Tuesday, February 27, 2007

Ebooks in XML - The IDPF/OEB standards

I received a notice today about a conference being held by O'Reilly on digital publishing. The conference has some tutorial sessions on using XML to create digital books, but I fear that these will not include the work being done to create an XML standard for ebooks. Once again proof that the East coast (where "traditional" publishing takes place) and the West coast (where technology happens) are very far apart.

The International Digital Publishing Forum (IDPF - once known as the Open eBook Forum) has recently announce a beta version of its e-book coding standard. I've been watching, and sometimes participating in, this group for a while, and I really think they deserve our attention and support.

To begin with, the IDPF publication structure standard (still termed OEBPS - Open Ebook Publication Structure) is designed to be used by publishers in the preparation of files that will be sent to the technology companies that transform the raw files into actual ebooks. As you know, there are dozens of e-book formats (PDF, Microsoft Reader, Mobipocket, Palm reader... etc.). The publishers need to create a single file that can be transformed into all of those formats, and the OEBPS standard is designed to meet that need. It is also designed to be an ebook format in its own right, and the upcoming Adobe ebook reader, "Adobe Digital Editions," based on Adobe's flash technology, will be able to display books in the OEBPS format.

The standard will seem overly simple to many people. It is that way on purpose. The original OEBPS standard used HTML, based on the assumption that even the publishers, who are notoriously lacking in technology chops, would have someone on board who knows HTML. The second version of the standard, the one out for comment, uses XHTML and CSS. I think this is brilliant. It means that 1) anyone can create a book and 2) anyone can display it, even in a simple browser. The KISS principle is essential for industry acceptance of the standard.

Another key thing to mention is that the OEBPS has been greatly influenced by members of the accessibility community who participate in the IDPF. The Digital Talking Book standard, which was first developed by the DAISY consortium and is now NISO standard Z39.86, uses an earlier version of the OEBPS as its book structure. This is the format that allows synchronization between a text and a reading of the text by a human reader, making it ideal for sighted and non-sighted readers alike (read it in bed, then continue listening in the car).
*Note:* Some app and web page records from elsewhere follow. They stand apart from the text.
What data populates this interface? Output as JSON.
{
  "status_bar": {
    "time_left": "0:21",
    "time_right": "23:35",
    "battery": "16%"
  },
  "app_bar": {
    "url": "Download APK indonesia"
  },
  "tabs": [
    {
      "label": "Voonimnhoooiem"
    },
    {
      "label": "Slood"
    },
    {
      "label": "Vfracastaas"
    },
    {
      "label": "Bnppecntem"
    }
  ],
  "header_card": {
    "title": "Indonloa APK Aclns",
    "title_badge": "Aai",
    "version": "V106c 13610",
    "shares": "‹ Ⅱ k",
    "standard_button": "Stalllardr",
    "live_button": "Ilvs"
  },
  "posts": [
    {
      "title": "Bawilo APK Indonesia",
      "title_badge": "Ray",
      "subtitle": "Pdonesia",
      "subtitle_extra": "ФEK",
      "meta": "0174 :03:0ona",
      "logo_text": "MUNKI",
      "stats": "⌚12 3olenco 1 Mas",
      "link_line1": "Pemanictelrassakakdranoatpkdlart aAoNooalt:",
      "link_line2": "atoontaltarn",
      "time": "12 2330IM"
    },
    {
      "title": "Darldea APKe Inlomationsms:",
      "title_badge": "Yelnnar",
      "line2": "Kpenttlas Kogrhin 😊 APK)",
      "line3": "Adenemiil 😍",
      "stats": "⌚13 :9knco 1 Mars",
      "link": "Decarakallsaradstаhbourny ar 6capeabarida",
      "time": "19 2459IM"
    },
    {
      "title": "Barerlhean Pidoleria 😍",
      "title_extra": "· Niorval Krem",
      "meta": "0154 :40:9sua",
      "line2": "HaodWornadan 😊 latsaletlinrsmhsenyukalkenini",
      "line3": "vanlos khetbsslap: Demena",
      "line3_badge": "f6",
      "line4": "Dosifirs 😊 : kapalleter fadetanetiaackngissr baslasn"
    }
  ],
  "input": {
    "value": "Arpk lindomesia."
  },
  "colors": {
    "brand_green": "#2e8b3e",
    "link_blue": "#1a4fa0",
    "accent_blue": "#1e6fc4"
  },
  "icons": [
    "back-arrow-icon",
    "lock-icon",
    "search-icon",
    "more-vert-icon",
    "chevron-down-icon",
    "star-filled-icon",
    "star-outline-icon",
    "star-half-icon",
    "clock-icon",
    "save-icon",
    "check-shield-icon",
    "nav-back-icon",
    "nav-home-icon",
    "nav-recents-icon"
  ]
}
There is a DTD for the publication structure, although I am currently unable to get it to validate and behave. I have a question out to the authors of the DTD and will post here when I get an answer. Meanwhile, you can comment out the offending entity definition and play with the DTD.

A companion to the ebook standard is the Open Packaging Format (OPF). The easiest way to understand this is to take a look at it. Download Thoughts.epub.
Now open it in Winzip -- yes, it is a simple zipped file. In it you can find the raw xhtml of the publication; an OPF file that is the manifest for the package, and contains Dublin Core metadata for the item; a file that contains the mimetype; any images or other files that are required by the document; and an XML document that defines the overall container. Note that this is a very simple publication. The examples in the documentation show how you would create a document with multiple chapters, cover art, and illustrations. It also covers the areas of encryption and keys, for files that will be transmitted in protected formats. There is a nifty tutorial that steps you through the creation of an OCF file using Winzip.

If you have comments, suggestions, questions, or whatever, go to the discussion area of the IDPF web site and say your piece. And let me know if you have any thoughts on these standards, especially as to how they might be applicable to digital libraries.


Nick Bogaty said...


Thanks for this excellent posting on OCF and OPS and we appreciate your support.

Some additional information for your readers:

1. The next version of OEBPS will be renamed OPS (Open Publication Structure) and the version will be 2.0 (the current version of OEBPS is 1.2).

2. OPS is the file format spec and includes the Open Packaging Format (OPF). OPF is the root of the publication and points to all of the other component pieces of the publication which is called OPS. So, simply, OPS is the markup and OPF is the structure of the publication. Draft version of these specs can be found at http://www.idpf.org/forums

3. The Open Container Format (OCF) is the zip-based package for putting in your OPS files, metadata, rights info and alternate renditions of the publication if you wanted (like a PDF version) and sending through distribution. These files have the .epub extension.

4. The two vocabularies you can use to create an OPS publication are XHTML and DTBook (Daisy). We expect that DTBook scripted books will be NIMAS compliant.

Any questions anyone might have I encourage you to post at www.idpf.org/forums and you'll get an answer pretty quickly.

Nick Bogaty
Executive Director
International Digital Publishing Forum (IDPF)

Peter said...

Hi Karen -

I also wanted to touch your concern about O'Reilly's Tools for Change Conference, and IDPF standards work. I am both an IDPF board member and one of the organizers for the ToC conference; while the focus of the conference is somewhat different than production of "traditional" ebook packages, the issues and individuals overlap significantly. I would anticipate that these worlds will see more convergence than we might have anticipated even a year or two ago.

Peter Brantley
Executive Director
Digital Library Federation

Karen Coyle said...

Thanks, Nick, for the update. And Peter, convergence would be great. Let me know if there's anything I can do.